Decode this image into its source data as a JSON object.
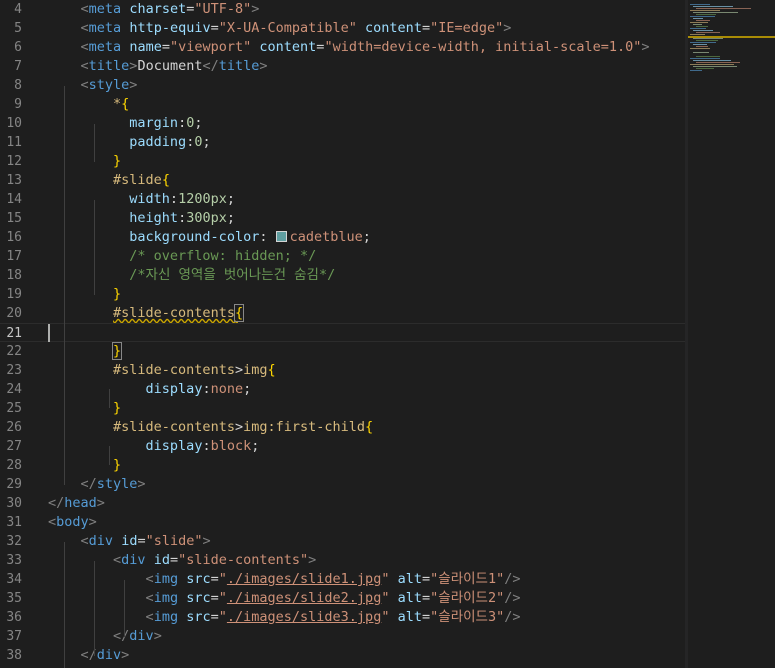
{
  "editor": {
    "lines": [
      {
        "n": "4",
        "html": "    <span class='br'>&lt;</span><span class='tag'>meta</span> <span class='attr'>charset</span><span class='pun'>=</span><span class='str'>\"UTF-8\"</span><span class='br'>&gt;</span>"
      },
      {
        "n": "5",
        "html": "    <span class='br'>&lt;</span><span class='tag'>meta</span> <span class='attr'>http-equiv</span><span class='pun'>=</span><span class='str'>\"X-UA-Compatible\"</span> <span class='attr'>content</span><span class='pun'>=</span><span class='str'>\"IE=edge\"</span><span class='br'>&gt;</span>"
      },
      {
        "n": "6",
        "html": "    <span class='br'>&lt;</span><span class='tag'>meta</span> <span class='attr'>name</span><span class='pun'>=</span><span class='str'>\"viewport\"</span> <span class='attr'>content</span><span class='pun'>=</span><span class='str'>\"width=device-width, initial-scale=1.0\"</span><span class='br'>&gt;</span>"
      },
      {
        "n": "7",
        "html": "    <span class='br'>&lt;</span><span class='tag'>title</span><span class='br'>&gt;</span><span class='txtw'>Document</span><span class='br'>&lt;/</span><span class='tag'>title</span><span class='br'>&gt;</span>"
      },
      {
        "n": "8",
        "html": "    <span class='br'>&lt;</span><span class='tag'>style</span><span class='br'>&gt;</span>"
      },
      {
        "n": "9",
        "html": "        <span class='sel'>*</span><span class='brace'>{</span>"
      },
      {
        "n": "10",
        "html": "          <span class='prop'>margin</span><span class='pun'>:</span><span class='num'>0</span><span class='pun'>;</span>"
      },
      {
        "n": "11",
        "html": "          <span class='prop'>padding</span><span class='pun'>:</span><span class='num'>0</span><span class='pun'>;</span>"
      },
      {
        "n": "12",
        "html": "        <span class='brace'>}</span>"
      },
      {
        "n": "13",
        "html": "        <span class='sel'>#slide</span><span class='brace'>{</span>"
      },
      {
        "n": "14",
        "html": "          <span class='prop'>width</span><span class='pun'>:</span><span class='num'>1200px</span><span class='pun'>;</span>"
      },
      {
        "n": "15",
        "html": "          <span class='prop'>height</span><span class='pun'>:</span><span class='num'>300px</span><span class='pun'>;</span>"
      },
      {
        "n": "16",
        "html": "          <span class='prop'>background-color</span><span class='pun'>: </span><span class='swatch'></span><span class='val'>cadetblue</span><span class='pun'>;</span>"
      },
      {
        "n": "17",
        "html": "          <span class='com'>/* overflow: hidden; */</span>"
      },
      {
        "n": "18",
        "html": "          <span class='com'>/*자신 영역을 벗어나는건 숨김*/</span>"
      },
      {
        "n": "19",
        "html": "        <span class='brace'>}</span>"
      },
      {
        "n": "20",
        "html": "        <span class='sel squiggle'>#slide-contents</span><span class='brace brace-match squiggle'>{</span>"
      },
      {
        "n": "21",
        "html": ""
      },
      {
        "n": "22",
        "html": "        <span class='brace brace-match'>}</span>"
      },
      {
        "n": "23",
        "html": "        <span class='sel'>#slide-contents</span><span class='pun'>&gt;</span><span class='sel'>img</span><span class='brace'>{</span>"
      },
      {
        "n": "24",
        "html": "            <span class='prop'>display</span><span class='pun'>:</span><span class='val'>none</span><span class='pun'>;</span>"
      },
      {
        "n": "25",
        "html": "        <span class='brace'>}</span>"
      },
      {
        "n": "26",
        "html": "        <span class='sel'>#slide-contents</span><span class='pun'>&gt;</span><span class='sel'>img:first-child</span><span class='brace'>{</span>"
      },
      {
        "n": "27",
        "html": "            <span class='prop'>display</span><span class='pun'>:</span><span class='val'>block</span><span class='pun'>;</span>"
      },
      {
        "n": "28",
        "html": "        <span class='brace'>}</span>"
      },
      {
        "n": "29",
        "html": "    <span class='br'>&lt;/</span><span class='tag'>style</span><span class='br'>&gt;</span>"
      },
      {
        "n": "30",
        "html": "<span class='br'>&lt;/</span><span class='tag'>head</span><span class='br'>&gt;</span>"
      },
      {
        "n": "31",
        "html": "<span class='br'>&lt;</span><span class='tag'>body</span><span class='br'>&gt;</span>"
      },
      {
        "n": "32",
        "html": "    <span class='br'>&lt;</span><span class='tag'>div</span> <span class='attr'>id</span><span class='pun'>=</span><span class='str'>\"slide\"</span><span class='br'>&gt;</span>"
      },
      {
        "n": "33",
        "html": "        <span class='br'>&lt;</span><span class='tag'>div</span> <span class='attr'>id</span><span class='pun'>=</span><span class='str'>\"slide-contents\"</span><span class='br'>&gt;</span>"
      },
      {
        "n": "34",
        "html": "            <span class='br'>&lt;</span><span class='tag'>img</span> <span class='attr'>src</span><span class='pun'>=</span><span class='str'>\"</span><span class='strlink'>./images/slide1.jpg</span><span class='str'>\"</span> <span class='attr'>alt</span><span class='pun'>=</span><span class='str'>\"슬라이드1\"</span><span class='br'>/&gt;</span>"
      },
      {
        "n": "35",
        "html": "            <span class='br'>&lt;</span><span class='tag'>img</span> <span class='attr'>src</span><span class='pun'>=</span><span class='str'>\"</span><span class='strlink'>./images/slide2.jpg</span><span class='str'>\"</span> <span class='attr'>alt</span><span class='pun'>=</span><span class='str'>\"슬라이드2\"</span><span class='br'>/&gt;</span>"
      },
      {
        "n": "36",
        "html": "            <span class='br'>&lt;</span><span class='tag'>img</span> <span class='attr'>src</span><span class='pun'>=</span><span class='str'>\"</span><span class='strlink'>./images/slide3.jpg</span><span class='str'>\"</span> <span class='attr'>alt</span><span class='pun'>=</span><span class='str'>\"슬라이드3\"</span><span class='br'>/&gt;</span>"
      },
      {
        "n": "37",
        "html": "        <span class='br'>&lt;/</span><span class='tag'>div</span><span class='br'>&gt;</span>"
      },
      {
        "n": "38",
        "html": "    <span class='br'>&lt;/</span><span class='tag'>div</span><span class='br'>&gt;</span>"
      }
    ],
    "active_line": "21"
  },
  "colors": {
    "background": "#1e1e1e",
    "tag": "#569cd6",
    "attribute": "#9cdcfe",
    "string": "#ce9178",
    "selector": "#d7ba7d",
    "number": "#b5cea8",
    "comment": "#6a9955",
    "brace": "#ffd700",
    "line_number": "#858585"
  }
}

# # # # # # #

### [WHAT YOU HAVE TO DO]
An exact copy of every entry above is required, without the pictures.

### [OUTPUT FOR THIS EXERCISE]
Decode this image into its source data as a JSON object.
{
  "editor": {
    "lines": [
      {
        "n": "4",
        "html": "    <span class='br'>&lt;</span><span class='tag'>meta</span> <span class='attr'>charset</span><span class='pun'>=</span><span class='str'>\"UTF-8\"</span><span class='br'>&gt;</span>"
      },
      {
        "n": "5",
        "html": "    <span class='br'>&lt;</span><span class='tag'>meta</span> <span class='attr'>http-equiv</span><span class='pun'>=</span><span class='str'>\"X-UA-Compatible\"</span> <span class='attr'>content</span><span class='pun'>=</span><span class='str'>\"IE=edge\"</span><span class='br'>&gt;</span>"
      },
      {
        "n": "6",
        "html": "    <span class='br'>&lt;</span><span class='tag'>meta</span> <span class='attr'>name</span><span class='pun'>=</span><span class='str'>\"viewport\"</span> <span class='attr'>content</span><span class='pun'>=</span><span class='str'>\"width=device-width, initial-scale=1.0\"</span><span class='br'>&gt;</span>"
      },
      {
        "n": "7",
        "html": "    <span class='br'>&lt;</span><span class='tag'>title</span><span class='br'>&gt;</span><span class='txtw'>Document</span><span class='br'>&lt;/</span><span class='tag'>title</span><span class='br'>&gt;</span>"
      },
      {
        "n": "8",
        "html": "    <span class='br'>&lt;</span><span class='tag'>style</span><span class='br'>&gt;</span>"
      },
      {
        "n": "9",
        "html": "        <span class='sel'>*</span><span class='brace'>{</span>"
      },
      {
        "n": "10",
        "html": "          <span class='prop'>margin</span><span class='pun'>:</span><span class='num'>0</span><span class='pun'>;</span>"
      },
      {
        "n": "11",
        "html": "          <span class='prop'>padding</span><span class='pun'>:</span><span class='num'>0</span><span class='pun'>;</span>"
      },
      {
        "n": "12",
        "html": "        <span class='brace'>}</span>"
      },
      {
        "n": "13",
        "html": "        <span class='sel'>#slide</span><span class='brace'>{</span>"
      },
      {
        "n": "14",
        "html": "          <span class='prop'>width</span><span class='pun'>:</span><span class='num'>1200px</span><span class='pun'>;</span>"
      },
      {
        "n": "15",
        "html": "          <span class='prop'>height</span><span class='pun'>:</span><span class='num'>300px</span><span class='pun'>;</span>"
      },
      {
        "n": "16",
        "html": "          <span class='prop'>background-color</span><span class='pun'>: </span><span class='swatch'></span><span class='val'>cadetblue</span><span class='pun'>;</span>"
      },
      {
        "n": "17",
        "html": "          <span class='com'>/* overflow: hidden; */</span>"
      },
      {
        "n": "18",
        "html": "          <span class='com'>/*자신 영역을 벗어나는건 숨김*/</span>"
      },
      {
        "n": "19",
        "html": "        <span class='brace'>}</span>"
      },
      {
        "n": "20",
        "html": "        <span class='sel squiggle'>#slide-contents</span><span class='brace brace-match squiggle'>{</span>"
      },
      {
        "n": "21",
        "html": ""
      },
      {
        "n": "22",
        "html": "        <span class='brace brace-match'>}</span>"
      },
      {
        "n": "23",
        "html": "        <span class='sel'>#slide-contents</span><span class='pun'>&gt;</span><span class='sel'>img</span><span class='brace'>{</span>"
      },
      {
        "n": "24",
        "html": "            <span class='prop'>display</span><span class='pun'>:</span><span class='val'>none</span><span class='pun'>;</span>"
      },
      {
        "n": "25",
        "html": "        <span class='brace'>}</span>"
      },
      {
        "n": "26",
        "html": "        <span class='sel'>#slide-contents</span><span class='pun'>&gt;</span><span class='sel'>img:first-child</span><span class='brace'>{</span>"
      },
      {
        "n": "27",
        "html": "            <span class='prop'>display</span><span class='pun'>:</span><span class='val'>block</span><span class='pun'>;</span>"
      },
      {
        "n": "28",
        "html": "        <span class='brace'>}</span>"
      },
      {
        "n": "29",
        "html": "    <span class='br'>&lt;/</span><span class='tag'>style</span><span class='br'>&gt;</span>"
      },
      {
        "n": "30",
        "html": "<span class='br'>&lt;/</span><span class='tag'>head</span><span class='br'>&gt;</span>"
      },
      {
        "n": "31",
        "html": "<span class='br'>&lt;</span><span class='tag'>body</span><span class='br'>&gt;</span>"
      },
      {
        "n": "32",
        "html": "    <span class='br'>&lt;</span><span class='tag'>div</span> <span class='attr'>id</span><span class='pun'>=</span><span class='str'>\"slide\"</span><span class='br'>&gt;</span>"
      },
      {
        "n": "33",
        "html": "        <span class='br'>&lt;</span><span class='tag'>div</span> <span class='attr'>id</span><span class='pun'>=</span><span class='str'>\"slide-contents\"</span><span class='br'>&gt;</span>"
      },
      {
        "n": "34",
        "html": "            <span class='br'>&lt;</span><span class='tag'>img</span> <span class='attr'>src</span><span class='pun'>=</span><span class='str'>\"</span><span class='strlink'>./images/slide1.jpg</span><span class='str'>\"</span> <span class='attr'>alt</span><span class='pun'>=</span><span class='str'>\"슬라이드1\"</span><span class='br'>/&gt;</span>"
      },
      {
        "n": "35",
        "html": "            <span class='br'>&lt;</span><span class='tag'>img</span> <span class='attr'>src</span><span class='pun'>=</span><span class='str'>\"</span><span class='strlink'>./images/slide2.jpg</span><span class='str'>\"</span> <span class='attr'>alt</span><span class='pun'>=</span><span class='str'>\"슬라이드2\"</span><span class='br'>/&gt;</span>"
      },
      {
        "n": "36",
        "html": "            <span class='br'>&lt;</span><span class='tag'>img</span> <span class='attr'>src</span><span class='pun'>=</span><span class='str'>\"</span><span class='strlink'>./images/slide3.jpg</span><span class='str'>\"</span> <span class='attr'>alt</span><span class='pun'>=</span><span class='str'>\"슬라이드3\"</span><span class='br'>/&gt;</span>"
      },
      {
        "n": "37",
        "html": "        <span class='br'>&lt;/</span><span class='tag'>div</span><span class='br'>&gt;</span>"
      },
      {
        "n": "38",
        "html": "    <span class='br'>&lt;/</span><span class='tag'>div</span><span class='br'>&gt;</span>"
      }
    ],
    "active_line": "21"
  },
  "colors": {
    "background": "#1e1e1e",
    "tag": "#569cd6",
    "attribute": "#9cdcfe",
    "string": "#ce9178",
    "selector": "#d7ba7d",
    "number": "#b5cea8",
    "comment": "#6a9955",
    "brace": "#ffd700",
    "line_number": "#858585"
  }
}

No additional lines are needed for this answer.